MATERIAL FOR THE TASK:
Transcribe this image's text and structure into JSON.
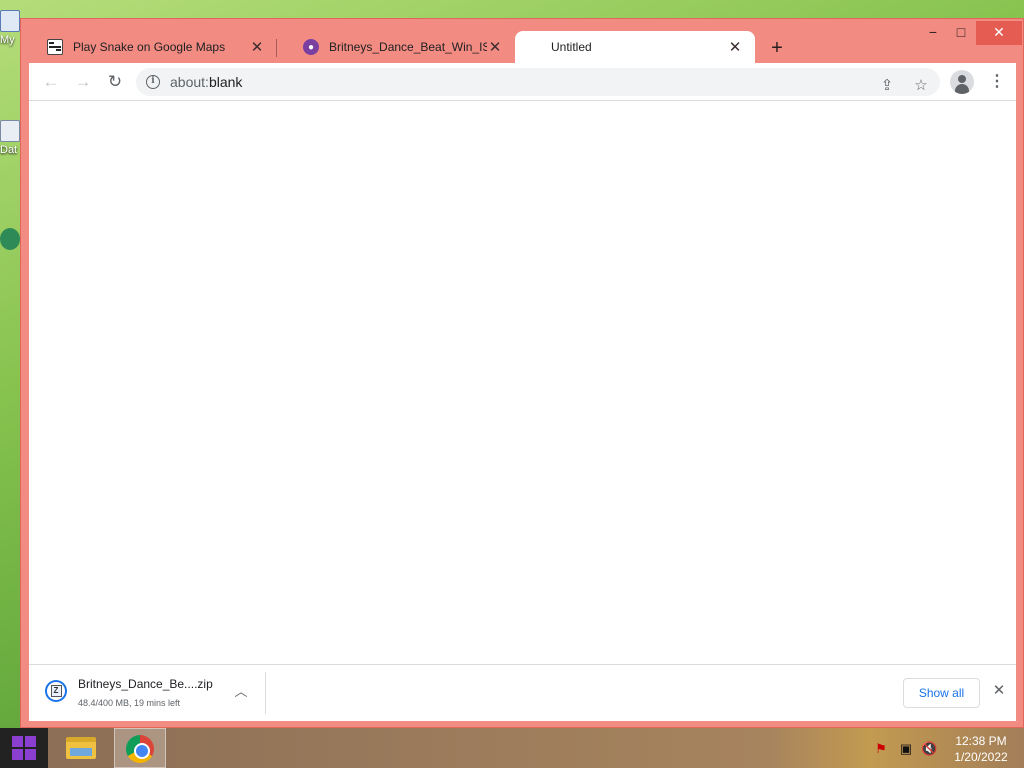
{
  "desktop": {
    "icons": [
      {
        "label": "My",
        "icon": "my-computer-icon"
      },
      {
        "label": "Dat",
        "icon": "database-icon"
      },
      {
        "label": "",
        "icon": "app-icon"
      }
    ]
  },
  "browser": {
    "tabs": [
      {
        "title": "Play Snake on Google Maps",
        "icon": "maps-snake-favicon",
        "active": false
      },
      {
        "title": "Britneys_Dance_Beat_Win_ISO_E",
        "icon": "iso-site-favicon",
        "active": false
      },
      {
        "title": "Untitled",
        "icon": "",
        "active": true
      }
    ],
    "new_tab_glyph": "+",
    "window_controls": {
      "minimize": "−",
      "maximize": "□",
      "close": "✕"
    },
    "address_bar": {
      "scheme": "about:",
      "host": "blank"
    },
    "page": {
      "background": "#ffffff"
    },
    "accent_color": "#f28b82"
  },
  "download_shelf": {
    "file_name": "Britneys_Dance_Be....zip",
    "status": "48.4/400 MB, 19 mins left",
    "progress_fraction": 0.121,
    "show_all_label": "Show all"
  },
  "taskbar": {
    "apps": [
      "file-explorer",
      "google-chrome"
    ],
    "tray_icons": [
      "action-center-flag-icon",
      "network-icon",
      "volume-muted-icon"
    ],
    "clock": {
      "time": "12:38 PM",
      "date": "1/20/2022"
    }
  }
}
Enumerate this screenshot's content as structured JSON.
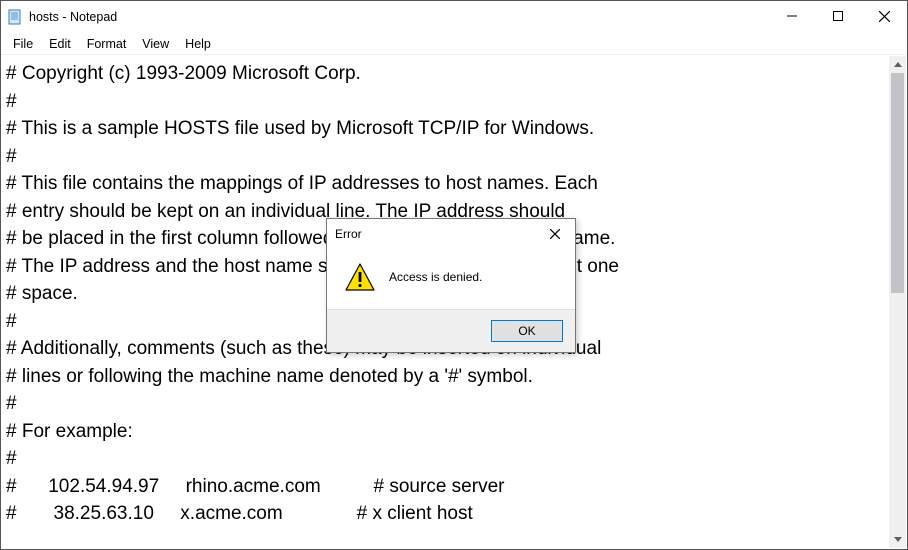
{
  "window": {
    "title": "hosts - Notepad"
  },
  "menubar": {
    "items": [
      "File",
      "Edit",
      "Format",
      "View",
      "Help"
    ]
  },
  "editor": {
    "content": "# Copyright (c) 1993-2009 Microsoft Corp.\n#\n# This is a sample HOSTS file used by Microsoft TCP/IP for Windows.\n#\n# This file contains the mappings of IP addresses to host names. Each\n# entry should be kept on an individual line. The IP address should\n# be placed in the first column followed by the corresponding host name.\n# The IP address and the host name should be separated by at least one\n# space.\n#\n# Additionally, comments (such as these) may be inserted on individual\n# lines or following the machine name denoted by a '#' symbol.\n#\n# For example:\n#\n#      102.54.94.97     rhino.acme.com          # source server\n#       38.25.63.10     x.acme.com              # x client host"
  },
  "dialog": {
    "title": "Error",
    "message": "Access is denied.",
    "ok_label": "OK"
  }
}
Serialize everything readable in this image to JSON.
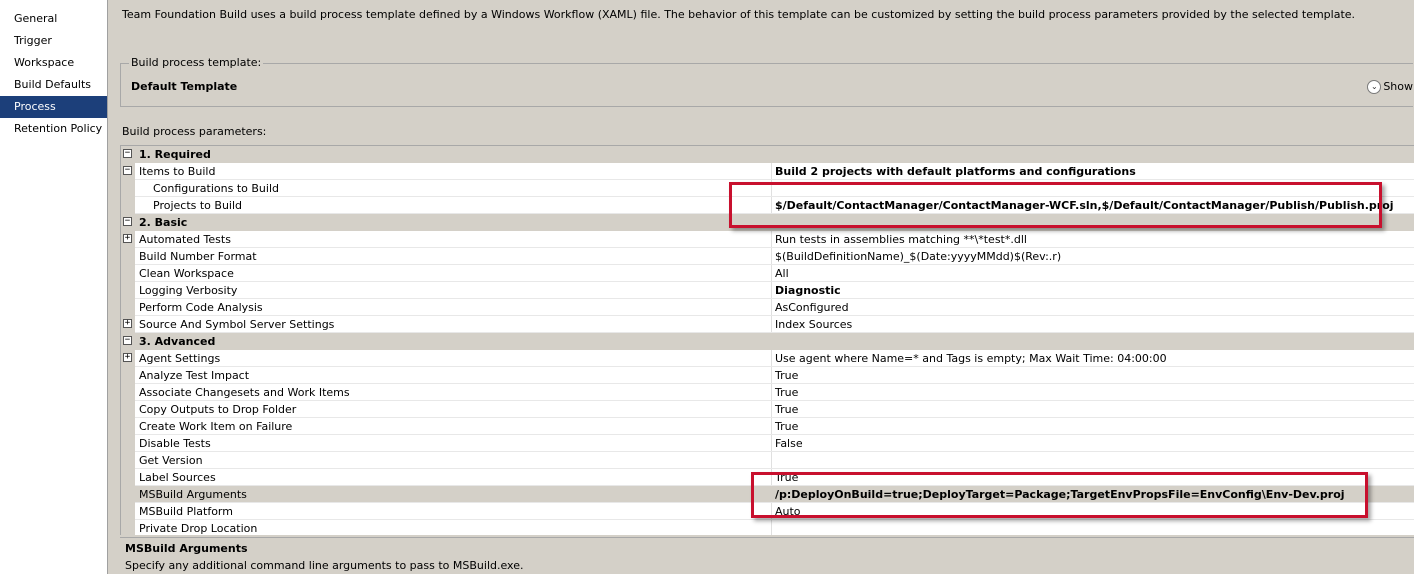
{
  "nav": {
    "items": [
      {
        "label": "General",
        "selected": false
      },
      {
        "label": "Trigger",
        "selected": false
      },
      {
        "label": "Workspace",
        "selected": false
      },
      {
        "label": "Build Defaults",
        "selected": false
      },
      {
        "label": "Process",
        "selected": true
      },
      {
        "label": "Retention Policy",
        "selected": false
      }
    ]
  },
  "main": {
    "description": "Team Foundation Build uses a build process template defined by a Windows Workflow (XAML) file. The behavior of this template can be customized by setting the build process parameters provided by the selected template.",
    "template_group_label": "Build process template:",
    "template_name": "Default Template",
    "show_label": "Show",
    "params_label": "Build process parameters:"
  },
  "grid": {
    "rows": [
      {
        "kind": "cat",
        "label": "1. Required",
        "expander": "−"
      },
      {
        "kind": "param",
        "name": "Items to Build",
        "value": "Build 2 projects with default platforms and configurations",
        "bold": true,
        "expander": "−"
      },
      {
        "kind": "param",
        "name": "Configurations to Build",
        "value": "",
        "child": true
      },
      {
        "kind": "param",
        "name": "Projects to Build",
        "value": "$/Default/ContactManager/ContactManager-WCF.sln,$/Default/ContactManager/Publish/Publish.proj",
        "bold": true,
        "child": true
      },
      {
        "kind": "cat",
        "label": "2. Basic",
        "expander": "−"
      },
      {
        "kind": "param",
        "name": "Automated Tests",
        "value": "Run tests in assemblies matching **\\*test*.dll",
        "expander": "+"
      },
      {
        "kind": "param",
        "name": "Build Number Format",
        "value": "$(BuildDefinitionName)_$(Date:yyyyMMdd)$(Rev:.r)"
      },
      {
        "kind": "param",
        "name": "Clean Workspace",
        "value": "All"
      },
      {
        "kind": "param",
        "name": "Logging Verbosity",
        "value": "Diagnostic",
        "bold": true
      },
      {
        "kind": "param",
        "name": "Perform Code Analysis",
        "value": "AsConfigured"
      },
      {
        "kind": "param",
        "name": "Source And Symbol Server Settings",
        "value": "Index Sources",
        "expander": "+"
      },
      {
        "kind": "cat",
        "label": "3. Advanced",
        "expander": "−"
      },
      {
        "kind": "param",
        "name": "Agent Settings",
        "value": "Use agent where Name=* and Tags is empty; Max Wait Time: 04:00:00",
        "expander": "+"
      },
      {
        "kind": "param",
        "name": "Analyze Test Impact",
        "value": "True"
      },
      {
        "kind": "param",
        "name": "Associate Changesets and Work Items",
        "value": "True"
      },
      {
        "kind": "param",
        "name": "Copy Outputs to Drop Folder",
        "value": "True"
      },
      {
        "kind": "param",
        "name": "Create Work Item on Failure",
        "value": "True"
      },
      {
        "kind": "param",
        "name": "Disable Tests",
        "value": "False"
      },
      {
        "kind": "param",
        "name": "Get Version",
        "value": ""
      },
      {
        "kind": "param",
        "name": "Label Sources",
        "value": "True"
      },
      {
        "kind": "param",
        "name": "MSBuild Arguments",
        "value": "/p:DeployOnBuild=true;DeployTarget=Package;TargetEnvPropsFile=EnvConfig\\Env-Dev.proj",
        "bold": true,
        "selected": true
      },
      {
        "kind": "param",
        "name": "MSBuild Platform",
        "value": "Auto"
      },
      {
        "kind": "param",
        "name": "Private Drop Location",
        "value": ""
      }
    ]
  },
  "help": {
    "title": "MSBuild Arguments",
    "text": "Specify any additional command line arguments to pass to MSBuild.exe."
  },
  "colors": {
    "selection": "#1c3f7a",
    "panel": "#d4d0c8",
    "highlight": "#c8102e"
  }
}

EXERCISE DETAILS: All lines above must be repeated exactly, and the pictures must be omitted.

RESULT FOR THIS TASK:
Transcribe this image's text and structure into JSON.
{
  "desktop": {
    "icons": [
      {
        "label": "My",
        "icon": "my-computer-icon"
      },
      {
        "label": "Dat",
        "icon": "database-icon"
      },
      {
        "label": "",
        "icon": "app-icon"
      }
    ]
  },
  "browser": {
    "tabs": [
      {
        "title": "Play Snake on Google Maps",
        "icon": "maps-snake-favicon",
        "active": false
      },
      {
        "title": "Britneys_Dance_Beat_Win_ISO_E",
        "icon": "iso-site-favicon",
        "active": false
      },
      {
        "title": "Untitled",
        "icon": "",
        "active": true
      }
    ],
    "new_tab_glyph": "+",
    "window_controls": {
      "minimize": "−",
      "maximize": "□",
      "close": "✕"
    },
    "address_bar": {
      "scheme": "about:",
      "host": "blank"
    },
    "page": {
      "background": "#ffffff"
    },
    "accent_color": "#f28b82"
  },
  "download_shelf": {
    "file_name": "Britneys_Dance_Be....zip",
    "status": "48.4/400 MB, 19 mins left",
    "progress_fraction": 0.121,
    "show_all_label": "Show all"
  },
  "taskbar": {
    "apps": [
      "file-explorer",
      "google-chrome"
    ],
    "tray_icons": [
      "action-center-flag-icon",
      "network-icon",
      "volume-muted-icon"
    ],
    "clock": {
      "time": "12:38 PM",
      "date": "1/20/2022"
    }
  }
}
Enumerate this screenshot's content as structured JSON.
{
  "window": {
    "title": "hosts - Notepad"
  },
  "menubar": {
    "items": [
      "File",
      "Edit",
      "Format",
      "View",
      "Help"
    ]
  },
  "editor": {
    "content": "# Copyright (c) 1993-2009 Microsoft Corp.\n#\n# This is a sample HOSTS file used by Microsoft TCP/IP for Windows.\n#\n# This file contains the mappings of IP addresses to host names. Each\n# entry should be kept on an individual line. The IP address should\n# be placed in the first column followed by the corresponding host name.\n# The IP address and the host name should be separated by at least one\n# space.\n#\n# Additionally, comments (such as these) may be inserted on individual\n# lines or following the machine name denoted by a '#' symbol.\n#\n# For example:\n#\n#      102.54.94.97     rhino.acme.com          # source server\n#       38.25.63.10     x.acme.com              # x client host"
  },
  "dialog": {
    "title": "Error",
    "message": "Access is denied.",
    "ok_label": "OK"
  }
}
Serialize everything readable in this image to JSON.
{
  "nav": {
    "items": [
      {
        "label": "General",
        "selected": false
      },
      {
        "label": "Trigger",
        "selected": false
      },
      {
        "label": "Workspace",
        "selected": false
      },
      {
        "label": "Build Defaults",
        "selected": false
      },
      {
        "label": "Process",
        "selected": true
      },
      {
        "label": "Retention Policy",
        "selected": false
      }
    ]
  },
  "main": {
    "description": "Team Foundation Build uses a build process template defined by a Windows Workflow (XAML) file. The behavior of this template can be customized by setting the build process parameters provided by the selected template.",
    "template_group_label": "Build process template:",
    "template_name": "Default Template",
    "show_label": "Show",
    "params_label": "Build process parameters:"
  },
  "grid": {
    "rows": [
      {
        "kind": "cat",
        "label": "1. Required",
        "expander": "−"
      },
      {
        "kind": "param",
        "name": "Items to Build",
        "value": "Build 2 projects with default platforms and configurations",
        "bold": true,
        "expander": "−"
      },
      {
        "kind": "param",
        "name": "Configurations to Build",
        "value": "",
        "child": true
      },
      {
        "kind": "param",
        "name": "Projects to Build",
        "value": "$/Default/ContactManager/ContactManager-WCF.sln,$/Default/ContactManager/Publish/Publish.proj",
        "bold": true,
        "child": true
      },
      {
        "kind": "cat",
        "label": "2. Basic",
        "expander": "−"
      },
      {
        "kind": "param",
        "name": "Automated Tests",
        "value": "Run tests in assemblies matching **\\*test*.dll",
        "expander": "+"
      },
      {
        "kind": "param",
        "name": "Build Number Format",
        "value": "$(BuildDefinitionName)_$(Date:yyyyMMdd)$(Rev:.r)"
      },
      {
        "kind": "param",
        "name": "Clean Workspace",
        "value": "All"
      },
      {
        "kind": "param",
        "name": "Logging Verbosity",
        "value": "Diagnostic",
        "bold": true
      },
      {
        "kind": "param",
        "name": "Perform Code Analysis",
        "value": "AsConfigured"
      },
      {
        "kind": "param",
        "name": "Source And Symbol Server Settings",
        "value": "Index Sources",
        "expander": "+"
      },
      {
        "kind": "cat",
        "label": "3. Advanced",
        "expander": "−"
      },
      {
        "kind": "param",
        "name": "Agent Settings",
        "value": "Use agent where Name=* and Tags is empty; Max Wait Time: 04:00:00",
        "expander": "+"
      },
      {
        "kind": "param",
        "name": "Analyze Test Impact",
        "value": "True"
      },
      {
        "kind": "param",
        "name": "Associate Changesets and Work Items",
        "value": "True"
      },
      {
        "kind": "param",
        "name": "Copy Outputs to Drop Folder",
        "value": "True"
      },
      {
        "kind": "param",
        "name": "Create Work Item on Failure",
        "value": "True"
      },
      {
        "kind": "param",
        "name": "Disable Tests",
        "value": "False"
      },
      {
        "kind": "param",
        "name": "Get Version",
        "value": ""
      },
      {
        "kind": "param",
        "name": "Label Sources",
        "value": "True"
      },
      {
        "kind": "param",
        "name": "MSBuild Arguments",
        "value": "/p:DeployOnBuild=true;DeployTarget=Package;TargetEnvPropsFile=EnvConfig\\Env-Dev.proj",
        "bold": true,
        "selected": true
      },
      {
        "kind": "param",
        "name": "MSBuild Platform",
        "value": "Auto"
      },
      {
        "kind": "param",
        "name": "Private Drop Location",
        "value": ""
      }
    ]
  },
  "help": {
    "title": "MSBuild Arguments",
    "text": "Specify any additional command line arguments to pass to MSBuild.exe."
  },
  "colors": {
    "selection": "#1c3f7a",
    "panel": "#d4d0c8",
    "highlight": "#c8102e"
  }
}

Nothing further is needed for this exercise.